The unemployment rate for all workers with a college degree stood at 2.8% in August, compared with 6% for high school graduates with no college. Among workers ages 22 to 27, the jobless rate in June was 6.2% for those with at least a bachelor’s degree and 9.6% for those without one, according to a study by the Federal Reserve Bank of New York.
“We’ve seen a bifurcation in the labor market recovery,” said Gregory Daco, chief U.S. economist at Oxford Economics. “College graduates were less affected by job losses and have seen a faster rebound, while people with high school diplomas or less witnessed a much more serious decline in employment opportunities during the COVID crisis.”
What’s more, the spread of the delta variant of the coronavirus has been a one-two punch for those lacking a college degree, hitting the sectors they depend on the most, like restaurants and bars, hotels and retail businesses. By contrast, white-collar employers are thriving.
Office work can also be done remotely, a key advantage over face-to-face jobs dealing with consumers that frequently employ less-educated workers. In many cases, the new hires will rarely set foot at corporate headquarters, with orientation and full-time work mostly taking place online.
And the courtship rituals of recruiters haven’t changed, even if everything is done over the internet.
“It’s back to business as usual,” said Wendy Dziorney, global university hiring leader at HP Inc. The company plans to hire 315 graduates of the class of 2021 in the United States, compared with 126 from the class of 2020 and 210 in the class of 2019.
Fall marks the peak of the recruiting season on campus, with interviews and full-time offers for seniors, while internships beckon for sophomores and juniors.
“October is our busiest month,” said Jennifer Newbill, director of university recruitment at Dell Technologies. Her company has extended full-time offers to more than 1,300 graduates this year, up 60% from 2020.
Recruiters of students in the hottest majors — including engineering, computer sciences, accounting and economics — find themselves butting up against one another for the same candidates.

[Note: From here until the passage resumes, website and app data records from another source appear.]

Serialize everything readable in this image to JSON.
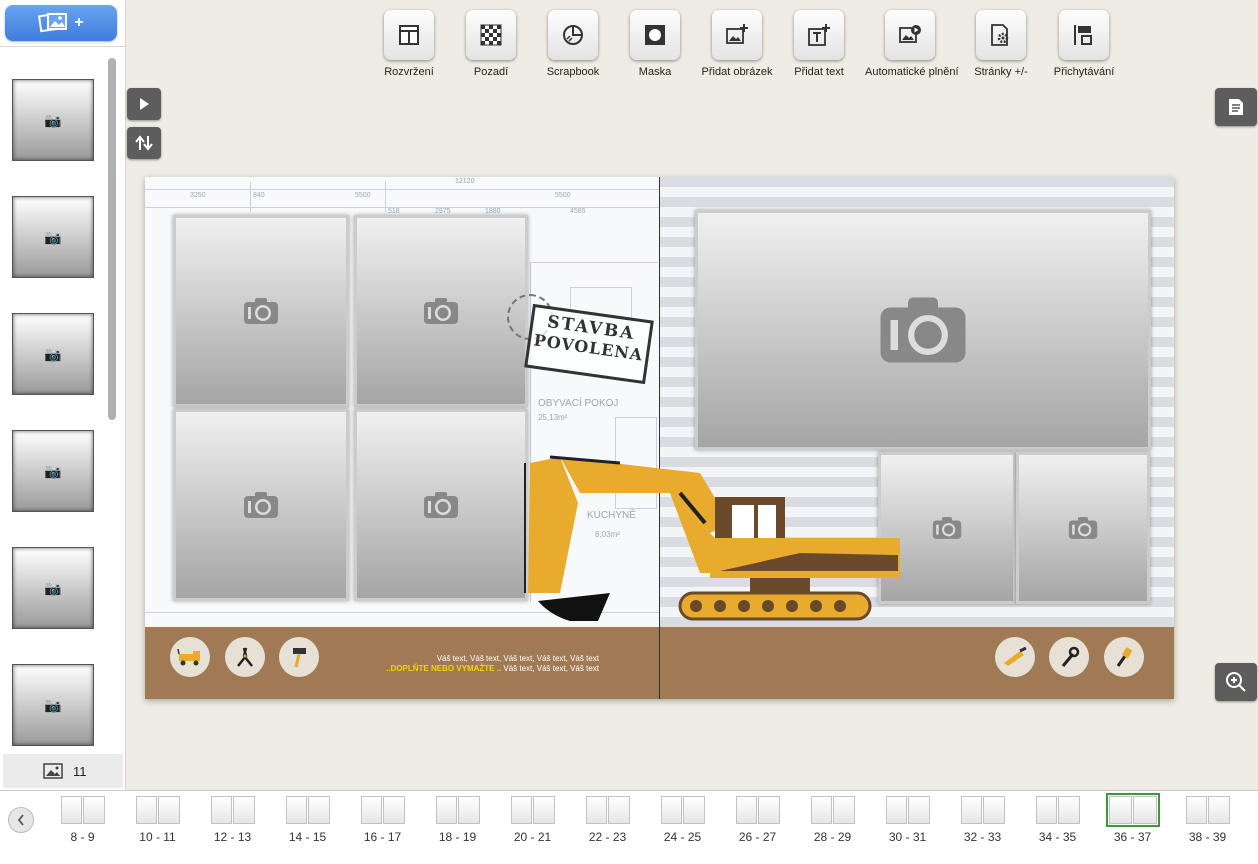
{
  "left_panel": {
    "add_photos_label": "+",
    "photo_count": "11"
  },
  "toolbar": [
    {
      "label": "Rozvržení",
      "icon": "layout-icon"
    },
    {
      "label": "Pozadí",
      "icon": "background-icon"
    },
    {
      "label": "Scrapbook",
      "icon": "scrapbook-icon"
    },
    {
      "label": "Maska",
      "icon": "mask-icon"
    },
    {
      "label": "Přidat obrázek",
      "icon": "add-image-icon"
    },
    {
      "label": "Přidat text",
      "icon": "add-text-icon"
    },
    {
      "label": "Automatické plnění",
      "icon": "autofill-icon"
    },
    {
      "label": "Stránky +/-",
      "icon": "pages-settings-icon"
    },
    {
      "label": "Přichytávání",
      "icon": "snap-icon"
    }
  ],
  "spread": {
    "stamp_line1": "STAVBA",
    "stamp_line2": "POVOLENA",
    "room1_name": "OBYVACÍ POKOJ",
    "room1_area": "25,13m²",
    "room2_name": "KUCHYNĚ",
    "room2_area": "8,03m²",
    "dim_labels": [
      "3250",
      "840",
      "5500",
      "12120",
      "5500",
      "4585",
      "518",
      "2975",
      "1880"
    ],
    "text_line1": "Váš text, Váš text, Váš text, Váš text, Váš text",
    "text_line2_highlight": "..DOPLŇTE NEBO VYMAŽTE ..",
    "text_line2_rest": " Váš text, Váš text, Váš text"
  },
  "page_strip": [
    "8 - 9",
    "10 - 11",
    "12 - 13",
    "14 - 15",
    "16 - 17",
    "18 - 19",
    "20 - 21",
    "22 - 23",
    "24 - 25",
    "26 - 27",
    "28 - 29",
    "30 - 31",
    "32 - 33",
    "34 - 35",
    "36 - 37",
    "38 - 39"
  ],
  "selected_spread": "36 - 37",
  "colors": {
    "accent_blue": "#4a86e6",
    "brown_band": "#a07a55",
    "excavator_yellow": "#e8ab2e",
    "selected_border": "#3a9a3a",
    "text_highlight": "#f5d400"
  }
}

The rise in campus hiring means more choices for some current students as well as belated help for the pandemic-hit class of 2020, said Annette McLaughlin, director of the Office of Career Services at Fordham University.
“Activity is up significantly from last year and is about 10% higher than it was before the pandemic,” she said. “It’s likely that students will get multiple offers and they will have to choose.”

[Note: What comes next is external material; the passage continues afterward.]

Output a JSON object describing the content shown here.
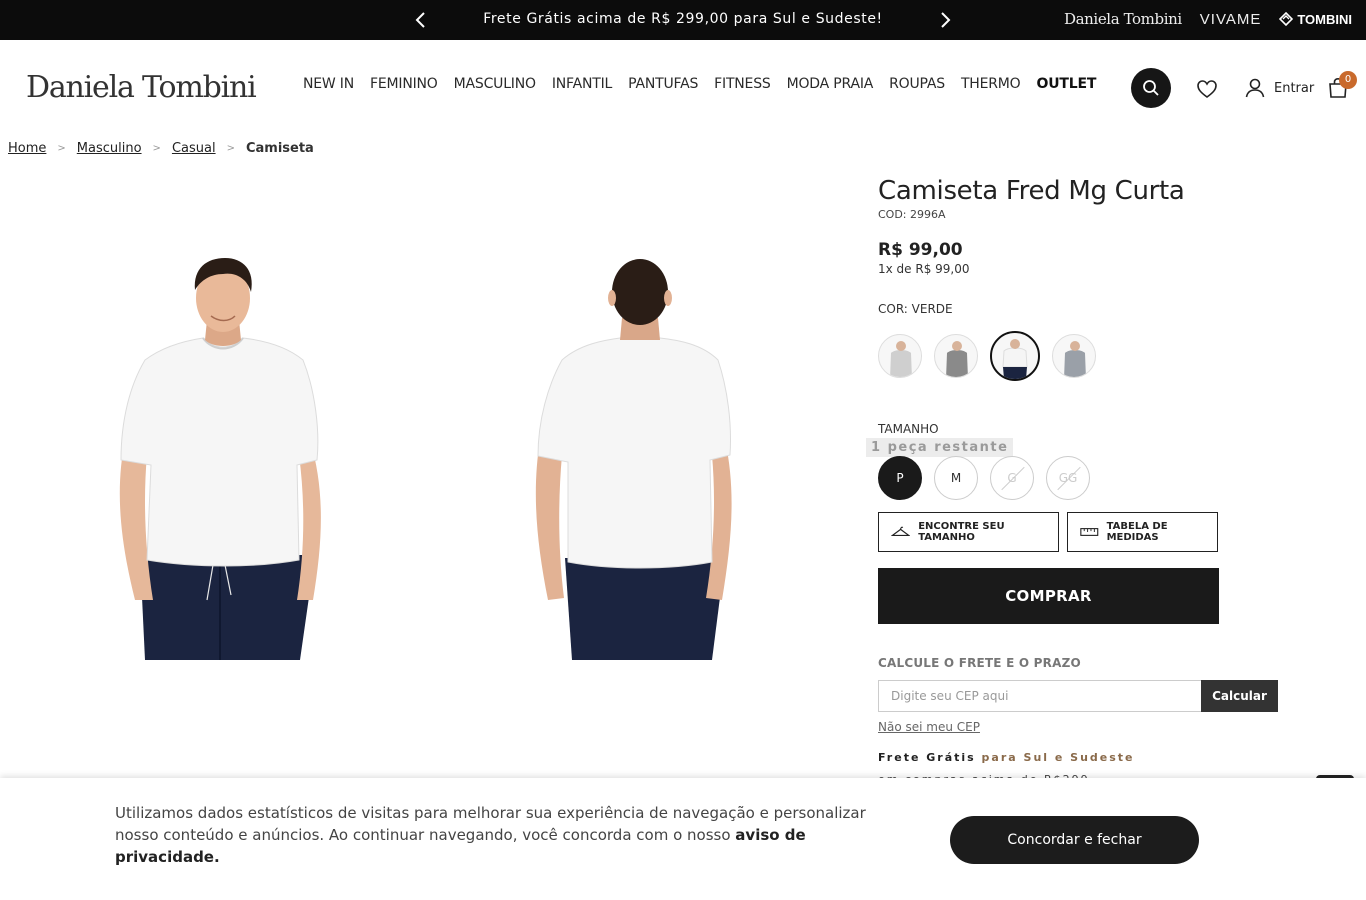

The rebound is also benefiting recent Fordham graduates like Jonah Isaac, who finished school in May 2020, two months after the pandemic struck. Several companies withdrew offers and Isaac, a business administration major, spent a year interviewing for spots that never materialized until a Fordham alumnus helped him get a sales development job with Moody’s Analytics in June 2021.
“It was a huge hit for many students, and not getting anything was demoralizing,” said Isaac, a Chicago native who was a wide receiver on Fordham’s football team. “I’d get to the third or fourth interview, and they’d say, ‘Sorry, we’re going in another direction.’”
Members of the class of 2021 have had an easier time. Brittanie Rice, a Spelman College graduate, landed a job at Dell after working as an intern the summer before. “I felt lucky,” she said. “A lot of my friends had cancellations left and right, but my internship went on.”
Rice was a computer science major, an especially sought-after concentration for many big employers. But Newbill, the university recruitment director for Dell, said her company was also hiring students majoring in nontechnical fields — like philosophy and journalism — for sales positions. “Sales is about the personality, not the degree,” she said.
Wright-Reynolds, the Colby senior, is studying statistics with a minor in computer sciences. A native of Medford, Massachusetts, he will start at the trading firm in Chicago in August.
“This was a great opportunity, and I couldn’t go wrong in accepting it,” he said. “I feel like a weight is off my shoulders. I have a lot more time to enjoy senior year.”